> **Records from a dataset**

═══

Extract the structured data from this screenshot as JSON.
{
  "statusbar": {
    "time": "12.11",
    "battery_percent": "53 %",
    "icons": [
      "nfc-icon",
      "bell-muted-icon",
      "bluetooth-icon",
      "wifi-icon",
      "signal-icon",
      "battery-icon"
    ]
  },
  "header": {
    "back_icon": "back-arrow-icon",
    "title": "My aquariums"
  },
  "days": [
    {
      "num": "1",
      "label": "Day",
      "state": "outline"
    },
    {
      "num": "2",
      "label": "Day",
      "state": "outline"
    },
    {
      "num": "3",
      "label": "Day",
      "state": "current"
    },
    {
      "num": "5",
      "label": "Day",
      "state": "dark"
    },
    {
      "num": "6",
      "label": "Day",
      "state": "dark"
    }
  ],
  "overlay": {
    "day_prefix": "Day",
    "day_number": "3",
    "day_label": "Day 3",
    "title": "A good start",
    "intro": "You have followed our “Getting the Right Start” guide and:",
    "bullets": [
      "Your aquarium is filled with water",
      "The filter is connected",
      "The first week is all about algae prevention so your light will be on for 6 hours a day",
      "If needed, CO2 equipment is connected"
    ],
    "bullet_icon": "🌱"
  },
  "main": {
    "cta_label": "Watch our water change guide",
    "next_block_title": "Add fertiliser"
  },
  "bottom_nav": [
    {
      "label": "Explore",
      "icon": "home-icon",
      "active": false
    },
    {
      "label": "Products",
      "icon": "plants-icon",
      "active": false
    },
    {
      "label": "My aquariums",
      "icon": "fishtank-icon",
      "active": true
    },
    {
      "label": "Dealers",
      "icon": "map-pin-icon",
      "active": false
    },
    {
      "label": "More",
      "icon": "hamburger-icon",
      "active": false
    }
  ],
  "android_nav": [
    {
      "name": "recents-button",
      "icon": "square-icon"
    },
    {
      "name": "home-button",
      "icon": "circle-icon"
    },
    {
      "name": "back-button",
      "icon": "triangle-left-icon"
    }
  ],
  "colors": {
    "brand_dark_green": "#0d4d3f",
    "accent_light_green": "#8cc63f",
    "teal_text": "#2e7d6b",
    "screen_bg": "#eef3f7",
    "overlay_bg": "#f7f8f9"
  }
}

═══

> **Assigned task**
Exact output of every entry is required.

> **Answer section**
Extract the structured data from this screenshot as JSON.
{
  "statusbar": {
    "time": "12.11",
    "battery_percent": "53 %",
    "icons": [
      "nfc-icon",
      "bell-muted-icon",
      "bluetooth-icon",
      "wifi-icon",
      "signal-icon",
      "battery-icon"
    ]
  },
  "header": {
    "back_icon": "back-arrow-icon",
    "title": "My aquariums"
  },
  "days": [
    {
      "num": "1",
      "label": "Day",
      "state": "outline"
    },
    {
      "num": "2",
      "label": "Day",
      "state": "outline"
    },
    {
      "num": "3",
      "label": "Day",
      "state": "current"
    },
    {
      "num": "5",
      "label": "Day",
      "state": "dark"
    },
    {
      "num": "6",
      "label": "Day",
      "state": "dark"
    }
  ],
  "overlay": {
    "day_prefix": "Day",
    "day_number": "3",
    "day_label": "Day 3",
    "title": "A good start",
    "intro": "You have followed our “Getting the Right Start” guide and:",
    "bullets": [
      "Your aquarium is filled with water",
      "The filter is connected",
      "The first week is all about algae prevention so your light will be on for 6 hours a day",
      "If needed, CO2 equipment is connected"
    ],
    "bullet_icon": "🌱"
  },
  "main": {
    "cta_label": "Watch our water change guide",
    "next_block_title": "Add fertiliser"
  },
  "bottom_nav": [
    {
      "label": "Explore",
      "icon": "home-icon",
      "active": false
    },
    {
      "label": "Products",
      "icon": "plants-icon",
      "active": false
    },
    {
      "label": "My aquariums",
      "icon": "fishtank-icon",
      "active": true
    },
    {
      "label": "Dealers",
      "icon": "map-pin-icon",
      "active": false
    },
    {
      "label": "More",
      "icon": "hamburger-icon",
      "active": false
    }
  ],
  "android_nav": [
    {
      "name": "recents-button",
      "icon": "square-icon"
    },
    {
      "name": "home-button",
      "icon": "circle-icon"
    },
    {
      "name": "back-button",
      "icon": "triangle-left-icon"
    }
  ],
  "colors": {
    "brand_dark_green": "#0d4d3f",
    "accent_light_green": "#8cc63f",
    "teal_text": "#2e7d6b",
    "screen_bg": "#eef3f7",
    "overlay_bg": "#f7f8f9"
  }
}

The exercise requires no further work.